→ What the task asks: Here the whole listing must be retyped exactly, with no line omitted.

→ Dataset excerpts:
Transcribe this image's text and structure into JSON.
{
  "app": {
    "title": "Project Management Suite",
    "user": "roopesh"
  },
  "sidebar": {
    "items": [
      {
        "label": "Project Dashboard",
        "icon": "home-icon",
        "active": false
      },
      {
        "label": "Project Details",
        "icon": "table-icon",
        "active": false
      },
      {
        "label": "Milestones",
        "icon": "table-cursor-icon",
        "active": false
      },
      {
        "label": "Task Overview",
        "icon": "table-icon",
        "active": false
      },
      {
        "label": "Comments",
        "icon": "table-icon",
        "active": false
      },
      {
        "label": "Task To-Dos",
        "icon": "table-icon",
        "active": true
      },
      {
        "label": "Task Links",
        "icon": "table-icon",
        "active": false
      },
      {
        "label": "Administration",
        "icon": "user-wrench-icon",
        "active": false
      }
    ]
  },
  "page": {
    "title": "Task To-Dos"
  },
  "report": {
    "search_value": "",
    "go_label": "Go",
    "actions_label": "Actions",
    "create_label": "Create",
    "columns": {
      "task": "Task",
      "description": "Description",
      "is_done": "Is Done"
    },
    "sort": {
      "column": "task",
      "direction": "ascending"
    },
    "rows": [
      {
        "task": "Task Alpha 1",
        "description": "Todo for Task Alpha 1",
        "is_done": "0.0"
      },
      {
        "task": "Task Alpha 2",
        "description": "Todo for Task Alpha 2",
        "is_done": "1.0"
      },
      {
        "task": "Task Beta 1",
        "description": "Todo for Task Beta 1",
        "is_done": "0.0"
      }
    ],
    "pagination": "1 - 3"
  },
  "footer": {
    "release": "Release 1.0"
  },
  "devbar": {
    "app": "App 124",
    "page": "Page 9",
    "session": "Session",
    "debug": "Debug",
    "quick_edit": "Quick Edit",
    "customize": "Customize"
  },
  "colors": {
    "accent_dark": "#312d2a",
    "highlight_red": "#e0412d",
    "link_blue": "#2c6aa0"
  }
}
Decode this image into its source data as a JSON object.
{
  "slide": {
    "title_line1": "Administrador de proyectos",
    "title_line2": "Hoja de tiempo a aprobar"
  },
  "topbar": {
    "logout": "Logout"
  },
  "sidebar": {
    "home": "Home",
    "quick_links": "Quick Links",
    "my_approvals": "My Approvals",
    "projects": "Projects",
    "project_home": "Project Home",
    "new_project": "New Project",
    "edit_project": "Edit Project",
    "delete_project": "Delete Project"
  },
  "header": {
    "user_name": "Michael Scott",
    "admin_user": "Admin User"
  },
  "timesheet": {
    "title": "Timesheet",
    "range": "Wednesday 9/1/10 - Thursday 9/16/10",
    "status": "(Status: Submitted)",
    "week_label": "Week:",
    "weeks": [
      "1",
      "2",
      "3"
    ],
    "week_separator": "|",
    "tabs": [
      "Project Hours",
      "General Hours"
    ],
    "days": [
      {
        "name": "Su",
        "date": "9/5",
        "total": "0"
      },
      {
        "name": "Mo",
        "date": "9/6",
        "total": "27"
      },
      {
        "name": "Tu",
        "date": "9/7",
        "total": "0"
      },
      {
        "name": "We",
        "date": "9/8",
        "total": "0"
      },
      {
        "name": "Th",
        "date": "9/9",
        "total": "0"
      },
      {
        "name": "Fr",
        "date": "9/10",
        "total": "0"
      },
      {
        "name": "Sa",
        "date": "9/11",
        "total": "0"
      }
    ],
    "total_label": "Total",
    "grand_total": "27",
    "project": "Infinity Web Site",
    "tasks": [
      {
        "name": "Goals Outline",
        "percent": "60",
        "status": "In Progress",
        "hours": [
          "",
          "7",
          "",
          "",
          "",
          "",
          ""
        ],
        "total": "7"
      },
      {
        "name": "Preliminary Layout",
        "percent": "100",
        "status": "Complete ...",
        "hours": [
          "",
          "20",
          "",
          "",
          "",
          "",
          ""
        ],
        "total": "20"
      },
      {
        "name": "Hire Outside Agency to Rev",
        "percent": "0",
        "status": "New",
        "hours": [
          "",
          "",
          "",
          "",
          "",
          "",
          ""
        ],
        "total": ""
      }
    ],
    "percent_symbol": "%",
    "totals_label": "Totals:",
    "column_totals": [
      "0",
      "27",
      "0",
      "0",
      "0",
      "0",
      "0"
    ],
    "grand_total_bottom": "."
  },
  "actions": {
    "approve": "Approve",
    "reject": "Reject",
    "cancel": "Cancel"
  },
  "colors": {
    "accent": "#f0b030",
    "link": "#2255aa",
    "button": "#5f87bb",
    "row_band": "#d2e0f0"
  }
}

→ Response to the task:
Transcribe this image's text and structure into JSON.
{
  "app": {
    "title": "Project Management Suite",
    "user": "roopesh"
  },
  "sidebar": {
    "items": [
      {
        "label": "Project Dashboard",
        "icon": "home-icon",
        "active": false
      },
      {
        "label": "Project Details",
        "icon": "table-icon",
        "active": false
      },
      {
        "label": "Milestones",
        "icon": "table-cursor-icon",
        "active": false
      },
      {
        "label": "Task Overview",
        "icon": "table-icon",
        "active": false
      },
      {
        "label": "Comments",
        "icon": "table-icon",
        "active": false
      },
      {
        "label": "Task To-Dos",
        "icon": "table-icon",
        "active": true
      },
      {
        "label": "Task Links",
        "icon": "table-icon",
        "active": false
      },
      {
        "label": "Administration",
        "icon": "user-wrench-icon",
        "active": false
      }
    ]
  },
  "page": {
    "title": "Task To-Dos"
  },
  "report": {
    "search_value": "",
    "go_label": "Go",
    "actions_label": "Actions",
    "create_label": "Create",
    "columns": {
      "task": "Task",
      "description": "Description",
      "is_done": "Is Done"
    },
    "sort": {
      "column": "task",
      "direction": "ascending"
    },
    "rows": [
      {
        "task": "Task Alpha 1",
        "description": "Todo for Task Alpha 1",
        "is_done": "0.0"
      },
      {
        "task": "Task Alpha 2",
        "description": "Todo for Task Alpha 2",
        "is_done": "1.0"
      },
      {
        "task": "Task Beta 1",
        "description": "Todo for Task Beta 1",
        "is_done": "0.0"
      }
    ],
    "pagination": "1 - 3"
  },
  "footer": {
    "release": "Release 1.0"
  },
  "devbar": {
    "app": "App 124",
    "page": "Page 9",
    "session": "Session",
    "debug": "Debug",
    "quick_edit": "Quick Edit",
    "customize": "Customize"
  },
  "colors": {
    "accent_dark": "#312d2a",
    "highlight_red": "#e0412d",
    "link_blue": "#2c6aa0"
  }
}
Decode this image into its source data as a JSON object.
{
  "slide": {
    "title_line1": "Administrador de proyectos",
    "title_line2": "Hoja de tiempo a aprobar"
  },
  "topbar": {
    "logout": "Logout"
  },
  "sidebar": {
    "home": "Home",
    "quick_links": "Quick Links",
    "my_approvals": "My Approvals",
    "projects": "Projects",
    "project_home": "Project Home",
    "new_project": "New Project",
    "edit_project": "Edit Project",
    "delete_project": "Delete Project"
  },
  "header": {
    "user_name": "Michael Scott",
    "admin_user": "Admin User"
  },
  "timesheet": {
    "title": "Timesheet",
    "range": "Wednesday 9/1/10 - Thursday 9/16/10",
    "status": "(Status: Submitted)",
    "week_label": "Week:",
    "weeks": [
      "1",
      "2",
      "3"
    ],
    "week_separator": "|",
    "tabs": [
      "Project Hours",
      "General Hours"
    ],
    "days": [
      {
        "name": "Su",
        "date": "9/5",
        "total": "0"
      },
      {
        "name": "Mo",
        "date": "9/6",
        "total": "27"
      },
      {
        "name": "Tu",
        "date": "9/7",
        "total": "0"
      },
      {
        "name": "We",
        "date": "9/8",
        "total": "0"
      },
      {
        "name": "Th",
        "date": "9/9",
        "total": "0"
      },
      {
        "name": "Fr",
        "date": "9/10",
        "total": "0"
      },
      {
        "name": "Sa",
        "date": "9/11",
        "total": "0"
      }
    ],
    "total_label": "Total",
    "grand_total": "27",
    "project": "Infinity Web Site",
    "tasks": [
      {
        "name": "Goals Outline",
        "percent": "60",
        "status": "In Progress",
        "hours": [
          "",
          "7",
          "",
          "",
          "",
          "",
          ""
        ],
        "total": "7"
      },
      {
        "name": "Preliminary Layout",
        "percent": "100",
        "status": "Complete ...",
        "hours": [
          "",
          "20",
          "",
          "",
          "",
          "",
          ""
        ],
        "total": "20"
      },
      {
        "name": "Hire Outside Agency to Rev",
        "percent": "0",
        "status": "New",
        "hours": [
          "",
          "",
          "",
          "",
          "",
          "",
          ""
        ],
        "total": ""
      }
    ],
    "percent_symbol": "%",
    "totals_label": "Totals:",
    "column_totals": [
      "0",
      "27",
      "0",
      "0",
      "0",
      "0",
      "0"
    ],
    "grand_total_bottom": "."
  },
  "actions": {
    "approve": "Approve",
    "reject": "Reject",
    "cancel": "Cancel"
  },
  "colors": {
    "accent": "#f0b030",
    "link": "#2255aa",
    "button": "#5f87bb",
    "row_band": "#d2e0f0"
  }
}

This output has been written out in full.